WHAT YOU SHOULD DO – Every entry must appear in the answer exactly as written.

▬▬▬

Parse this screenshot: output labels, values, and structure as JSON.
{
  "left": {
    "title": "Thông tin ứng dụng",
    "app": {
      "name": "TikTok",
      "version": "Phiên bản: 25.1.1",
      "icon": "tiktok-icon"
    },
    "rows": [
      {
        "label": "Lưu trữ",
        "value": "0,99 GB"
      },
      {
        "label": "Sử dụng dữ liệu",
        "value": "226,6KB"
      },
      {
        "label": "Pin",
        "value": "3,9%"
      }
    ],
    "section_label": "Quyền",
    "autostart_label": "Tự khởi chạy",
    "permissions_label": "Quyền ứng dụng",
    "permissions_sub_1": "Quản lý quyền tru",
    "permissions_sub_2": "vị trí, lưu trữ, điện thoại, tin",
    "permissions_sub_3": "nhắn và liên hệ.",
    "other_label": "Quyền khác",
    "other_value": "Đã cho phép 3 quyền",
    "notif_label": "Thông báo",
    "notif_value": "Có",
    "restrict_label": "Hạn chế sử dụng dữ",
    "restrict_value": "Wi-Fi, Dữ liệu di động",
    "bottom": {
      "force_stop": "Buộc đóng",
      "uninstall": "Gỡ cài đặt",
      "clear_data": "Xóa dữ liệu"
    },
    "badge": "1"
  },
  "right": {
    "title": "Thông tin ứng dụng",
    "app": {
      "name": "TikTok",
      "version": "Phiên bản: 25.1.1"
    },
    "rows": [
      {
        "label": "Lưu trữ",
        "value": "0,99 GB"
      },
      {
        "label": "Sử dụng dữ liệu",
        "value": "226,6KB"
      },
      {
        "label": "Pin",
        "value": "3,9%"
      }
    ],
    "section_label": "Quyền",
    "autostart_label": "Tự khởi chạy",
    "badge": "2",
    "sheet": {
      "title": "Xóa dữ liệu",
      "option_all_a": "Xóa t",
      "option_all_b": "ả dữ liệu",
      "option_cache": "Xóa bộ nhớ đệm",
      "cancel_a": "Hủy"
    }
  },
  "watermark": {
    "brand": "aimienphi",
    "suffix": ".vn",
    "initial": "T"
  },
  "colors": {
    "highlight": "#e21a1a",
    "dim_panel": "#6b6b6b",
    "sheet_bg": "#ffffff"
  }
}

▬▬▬

OUTPUT OF THE TASK –
Parse this screenshot: output labels, values, and structure as JSON.
{
  "left": {
    "title": "Thông tin ứng dụng",
    "app": {
      "name": "TikTok",
      "version": "Phiên bản: 25.1.1",
      "icon": "tiktok-icon"
    },
    "rows": [
      {
        "label": "Lưu trữ",
        "value": "0,99 GB"
      },
      {
        "label": "Sử dụng dữ liệu",
        "value": "226,6KB"
      },
      {
        "label": "Pin",
        "value": "3,9%"
      }
    ],
    "section_label": "Quyền",
    "autostart_label": "Tự khởi chạy",
    "permissions_label": "Quyền ứng dụng",
    "permissions_sub_1": "Quản lý quyền tru",
    "permissions_sub_2": "vị trí, lưu trữ, điện thoại, tin",
    "permissions_sub_3": "nhắn và liên hệ.",
    "other_label": "Quyền khác",
    "other_value": "Đã cho phép 3 quyền",
    "notif_label": "Thông báo",
    "notif_value": "Có",
    "restrict_label": "Hạn chế sử dụng dữ",
    "restrict_value": "Wi-Fi, Dữ liệu di động",
    "bottom": {
      "force_stop": "Buộc đóng",
      "uninstall": "Gỡ cài đặt",
      "clear_data": "Xóa dữ liệu"
    },
    "badge": "1"
  },
  "right": {
    "title": "Thông tin ứng dụng",
    "app": {
      "name": "TikTok",
      "version": "Phiên bản: 25.1.1"
    },
    "rows": [
      {
        "label": "Lưu trữ",
        "value": "0,99 GB"
      },
      {
        "label": "Sử dụng dữ liệu",
        "value": "226,6KB"
      },
      {
        "label": "Pin",
        "value": "3,9%"
      }
    ],
    "section_label": "Quyền",
    "autostart_label": "Tự khởi chạy",
    "badge": "2",
    "sheet": {
      "title": "Xóa dữ liệu",
      "option_all_a": "Xóa t",
      "option_all_b": "ả dữ liệu",
      "option_cache": "Xóa bộ nhớ đệm",
      "cancel_a": "Hủy"
    }
  },
  "watermark": {
    "brand": "aimienphi",
    "suffix": ".vn",
    "initial": "T"
  },
  "colors": {
    "highlight": "#e21a1a",
    "dim_panel": "#6b6b6b",
    "sheet_bg": "#ffffff"
  }
}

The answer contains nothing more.